“There’s a general presumption in the United States almost always with respect to new groups, especially immigrant groups, that it’s okay if people are behind, so long as they’re always getting better off, so long as there’s progress,” Carnevale said. “What this report shows is that that’s not really true for Hispanics. The presumption that they’re making steady progress is way overstated.”

There are a variety of factors undermining their progress, Carnevale noted. For one, Latinos are poised to go to college in larger numbers at a time when college is expensive. Students are also increasingly relying on a combination of work and loans to pay for school.

These trends are in part a result of decreased investment from state and local governments in higher education. Contrast that with white Americans who began going to college in large numbers for the first time when the GI bill became available, helping them pay for school.
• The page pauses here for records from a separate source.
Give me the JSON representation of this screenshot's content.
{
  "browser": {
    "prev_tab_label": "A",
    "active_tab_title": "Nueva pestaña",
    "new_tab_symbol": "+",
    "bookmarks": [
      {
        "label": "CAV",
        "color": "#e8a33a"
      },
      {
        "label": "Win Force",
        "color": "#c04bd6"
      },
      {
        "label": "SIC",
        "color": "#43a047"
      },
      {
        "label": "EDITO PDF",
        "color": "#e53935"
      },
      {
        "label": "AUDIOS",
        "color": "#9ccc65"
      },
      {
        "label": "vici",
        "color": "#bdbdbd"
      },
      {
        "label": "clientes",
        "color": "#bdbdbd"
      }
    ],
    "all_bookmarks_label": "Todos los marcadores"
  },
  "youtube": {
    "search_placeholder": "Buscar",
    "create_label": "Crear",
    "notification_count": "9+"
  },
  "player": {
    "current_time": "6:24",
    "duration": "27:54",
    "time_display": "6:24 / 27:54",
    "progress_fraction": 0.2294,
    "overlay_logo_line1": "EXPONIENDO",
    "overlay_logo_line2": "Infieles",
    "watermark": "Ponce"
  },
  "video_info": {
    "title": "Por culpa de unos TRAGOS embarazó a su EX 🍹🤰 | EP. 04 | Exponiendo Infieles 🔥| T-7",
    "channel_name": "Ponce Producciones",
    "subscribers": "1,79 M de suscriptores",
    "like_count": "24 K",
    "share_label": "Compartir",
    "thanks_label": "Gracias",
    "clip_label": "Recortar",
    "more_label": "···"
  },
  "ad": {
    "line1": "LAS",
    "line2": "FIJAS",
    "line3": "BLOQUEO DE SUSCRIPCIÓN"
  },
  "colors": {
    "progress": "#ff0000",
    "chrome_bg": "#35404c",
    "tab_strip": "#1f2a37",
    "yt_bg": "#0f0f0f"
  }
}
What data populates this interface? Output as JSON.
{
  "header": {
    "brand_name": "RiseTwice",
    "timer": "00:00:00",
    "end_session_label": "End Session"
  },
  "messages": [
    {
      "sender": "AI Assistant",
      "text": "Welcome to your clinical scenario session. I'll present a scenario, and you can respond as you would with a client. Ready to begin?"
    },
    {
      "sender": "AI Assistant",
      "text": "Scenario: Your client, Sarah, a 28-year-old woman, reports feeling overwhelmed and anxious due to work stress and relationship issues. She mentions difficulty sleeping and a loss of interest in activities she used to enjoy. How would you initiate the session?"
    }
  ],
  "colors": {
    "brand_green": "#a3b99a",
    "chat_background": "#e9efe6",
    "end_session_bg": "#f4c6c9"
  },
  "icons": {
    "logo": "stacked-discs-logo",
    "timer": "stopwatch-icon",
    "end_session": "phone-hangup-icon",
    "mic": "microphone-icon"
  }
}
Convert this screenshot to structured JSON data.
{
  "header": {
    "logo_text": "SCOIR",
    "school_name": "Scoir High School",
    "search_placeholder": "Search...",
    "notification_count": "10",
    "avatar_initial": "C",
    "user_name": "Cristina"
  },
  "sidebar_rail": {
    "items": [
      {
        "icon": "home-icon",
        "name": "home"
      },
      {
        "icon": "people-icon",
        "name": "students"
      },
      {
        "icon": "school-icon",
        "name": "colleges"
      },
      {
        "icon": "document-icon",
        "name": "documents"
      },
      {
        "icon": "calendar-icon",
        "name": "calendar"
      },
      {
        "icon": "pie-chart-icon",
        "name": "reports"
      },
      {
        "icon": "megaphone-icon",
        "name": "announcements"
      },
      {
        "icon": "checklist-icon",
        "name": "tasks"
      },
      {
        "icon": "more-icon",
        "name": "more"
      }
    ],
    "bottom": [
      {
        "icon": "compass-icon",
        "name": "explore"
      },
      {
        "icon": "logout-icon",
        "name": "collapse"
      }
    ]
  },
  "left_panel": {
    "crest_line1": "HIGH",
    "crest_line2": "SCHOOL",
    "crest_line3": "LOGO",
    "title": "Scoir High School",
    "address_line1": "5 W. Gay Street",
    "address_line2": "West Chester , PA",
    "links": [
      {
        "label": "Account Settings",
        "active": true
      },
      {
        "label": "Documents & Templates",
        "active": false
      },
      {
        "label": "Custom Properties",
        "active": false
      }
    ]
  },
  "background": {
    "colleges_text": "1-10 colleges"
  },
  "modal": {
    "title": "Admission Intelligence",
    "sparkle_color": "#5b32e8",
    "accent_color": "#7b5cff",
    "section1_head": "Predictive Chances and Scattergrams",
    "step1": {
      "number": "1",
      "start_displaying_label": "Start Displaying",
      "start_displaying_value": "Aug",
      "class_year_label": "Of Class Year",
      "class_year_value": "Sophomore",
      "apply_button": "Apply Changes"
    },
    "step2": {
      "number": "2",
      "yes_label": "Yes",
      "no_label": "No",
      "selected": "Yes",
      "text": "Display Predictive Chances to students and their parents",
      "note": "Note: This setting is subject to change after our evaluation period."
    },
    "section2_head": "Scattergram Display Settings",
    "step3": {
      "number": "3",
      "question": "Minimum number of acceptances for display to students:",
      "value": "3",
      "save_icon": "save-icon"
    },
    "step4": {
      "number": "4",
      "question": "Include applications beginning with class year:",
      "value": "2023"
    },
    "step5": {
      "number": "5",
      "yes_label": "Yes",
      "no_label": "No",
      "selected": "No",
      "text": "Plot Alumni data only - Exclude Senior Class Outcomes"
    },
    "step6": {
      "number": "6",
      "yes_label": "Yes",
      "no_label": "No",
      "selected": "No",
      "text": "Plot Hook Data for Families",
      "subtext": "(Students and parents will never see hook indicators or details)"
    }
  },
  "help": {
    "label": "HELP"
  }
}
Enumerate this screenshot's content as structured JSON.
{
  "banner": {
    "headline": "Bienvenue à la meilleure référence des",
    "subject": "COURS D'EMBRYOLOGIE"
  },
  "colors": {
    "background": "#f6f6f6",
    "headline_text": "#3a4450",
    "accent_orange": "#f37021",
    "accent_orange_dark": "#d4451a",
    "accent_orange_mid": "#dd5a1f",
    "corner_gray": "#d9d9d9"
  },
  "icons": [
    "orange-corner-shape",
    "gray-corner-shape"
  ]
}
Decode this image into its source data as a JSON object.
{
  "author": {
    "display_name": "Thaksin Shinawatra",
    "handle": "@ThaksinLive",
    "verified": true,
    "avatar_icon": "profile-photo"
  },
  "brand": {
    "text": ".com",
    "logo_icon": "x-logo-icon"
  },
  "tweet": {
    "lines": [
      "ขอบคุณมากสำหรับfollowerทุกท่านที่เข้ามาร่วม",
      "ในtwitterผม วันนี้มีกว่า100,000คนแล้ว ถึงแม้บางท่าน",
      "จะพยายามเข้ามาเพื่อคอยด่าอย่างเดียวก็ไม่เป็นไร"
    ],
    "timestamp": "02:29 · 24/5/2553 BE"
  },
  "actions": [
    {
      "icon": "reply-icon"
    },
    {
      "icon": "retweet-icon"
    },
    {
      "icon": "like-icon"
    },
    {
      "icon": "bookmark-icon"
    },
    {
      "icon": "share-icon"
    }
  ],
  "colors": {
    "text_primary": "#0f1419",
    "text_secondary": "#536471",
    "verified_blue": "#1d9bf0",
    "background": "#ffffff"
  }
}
“They’ve got to make a very fast transition” from relying on decent-paying blue-collar jobs, which are shrinking, Carnevale said of Latino students. “The current state of higher education is not friendly to that. It’s very selective, high priced and offers very little support.”